When European countries started colonizing weaker nations along the world, going back several hundred years ago, gaps between countries were already an issue, therefore, throughout history, the dispute between theoretical economists has circled the dichotomy between which components make some countries rich, and some countries poor.
Some of them, have focused their thoughts pointing fingers on how unfair is the global market exchange rate, on the other hand, many others argue and believe that protectionist measures, along with complete dominance and control of the global financial markets, are the key issues behind the gap between those developing and developed economies.
Using Angus Maddison measurement, “The international dollar”, a fictitious currency which display how different amounts of goods and services can be acquired with different currencies, if we compare the richest region and the poorest region in the world, in both 2001 and the late 1700s, the per capita incomes in Western Europe and Africa, illustrates a ratio of 12.9 to one, meaning the gap hundreds of years ago, was 13 times smaller.
Therefore, if we are seeking a good backscattering on living standards, incomes in international dollars would be a key tool, however, in respect of a countries’ economic power and the role in the global economy, it is indispensable to use market exchange rates. Nowadays, constant assumptions are being made towards the economic future on a macro perspective, before covid was an issue, people use purchasing power aligned with income, to suggest that China will sooner than later take over the US as the world’s biggest economy, an assumption which lacks accuracy as if in terms of weighing the capacity and the importance of a nation in the world economy, we will need to use income at a market exchange rate.
"In 2010, Norway, had a per capita income of $85,380, in that same year, 2010, Burundi in East Africa, had a per capita income of $160"

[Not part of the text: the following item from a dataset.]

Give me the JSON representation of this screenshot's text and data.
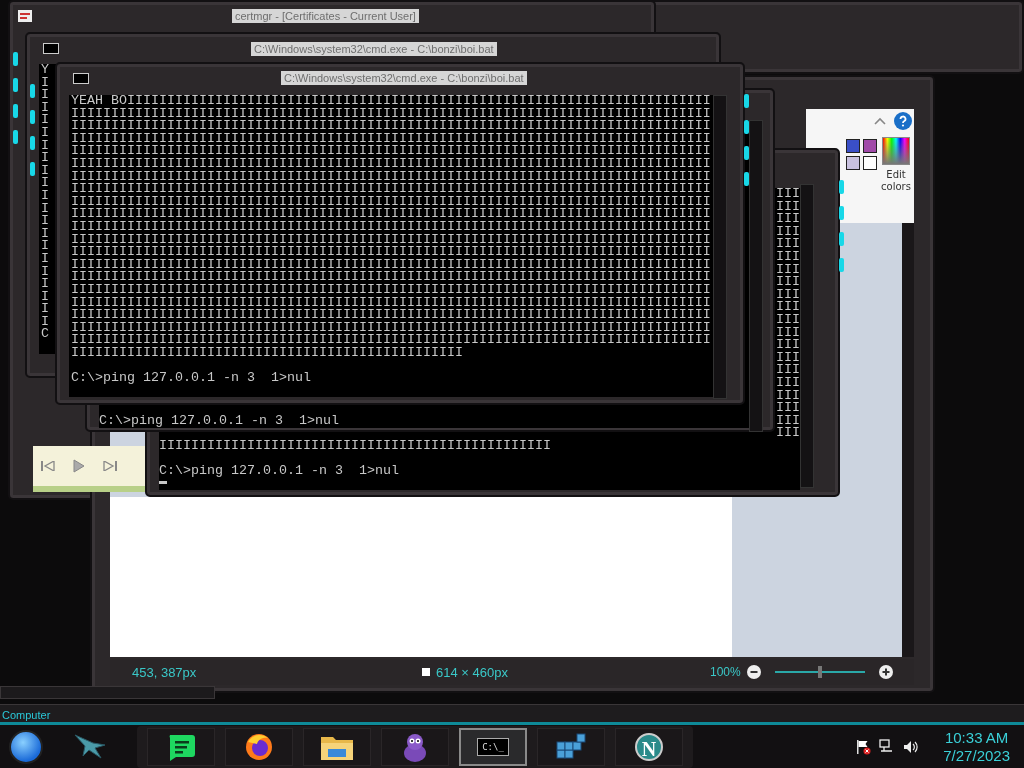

In 2010, Norway, the richest country in the world, excluding tax heavens nations like Luxemburg or Monaco, had a per capita income of $85,380, in that same year, 2010, Burundi a small country in East Africa, had a per capita income of $160. If we take into comparison market exchange rate income, Norway is 534 times richer than Burundi, at the same time, if we compare a country like the United States and Ethiopia, with a respective per capita income of $47,140 and $380, we can conclude that the US was 124 times richer than Ethiopia as of 2010. The facts are clear, the gap is huge and is constantly increasing, countries have been growing tremendously at the same time many economies have been left behind.
Seeking an answer, the most common explanation among theoretical economists is because of the fact that these developed and rich nations, applied better policies, free trade, and the free market, opposite to those poor nations which lesser policies. Using this statement as an argument on how countries become rich, both the IMF, The World Bank, and inter-governmental institutions, along with developed economies, have forced the inferior nations to follow these policies at their convenience. When the IMF is opening a line of credit to a developing economy, name Peru in the late 80s, their main requirements were liberalization of trade and privatization of state-owned institutions.
Going back to the seventeenth century Britain and other now rich countries, we can see how erroneous the IMF – World bank are on their assumption of good and bad policies; we have the UK an underdeveloped economy depending on the export of raw materials, that realized that by trading materials with other similar nations, they weren’t becoming any richer, therefore starting one of the modern world’s first protectionist measures, by banning the export of wool to low countries in order to have cheaper raw materials and providing with subsidies, at some point, Britain had the highest average industrial tariff in the world. These protectionist measures continued all along the way throughout the 18th century, when Britain became a supreme world industry power, and these measures were no longer useful.
"This is like playing a tennis match having control of both the referee and the skills your opponent may use during the match, which will result in a complete and unfair outcome for your adversary."
There are several assumptions we can infer towards why are some countries rich and some countries poor, perhaps being the main argument the accumulation of power that some nations gathered throughout history, using policy measures in the likes of protectionism when convenient and free trade when its suitable for them, but at the same time pressuring inferior nations to not use that very same measures the once applied. We can see this as playing a tennis match having control of both the referee and the skills your opponent may use during the match at your earliest convenience, which will result in a complete and unfair outcome for your opponent. Something similar has happened throughout history with developed and colonizer economies, along with inter-governmental institutions like the IMF and World Bank, by pressuring and controlling developing economies at their convenience, by bulldozing policy measures.
Written by Nicolas Martinez
Nicolas Martinez is a columnist at DecipherGrey. He is currently studying International Political Economy at Cass Business School.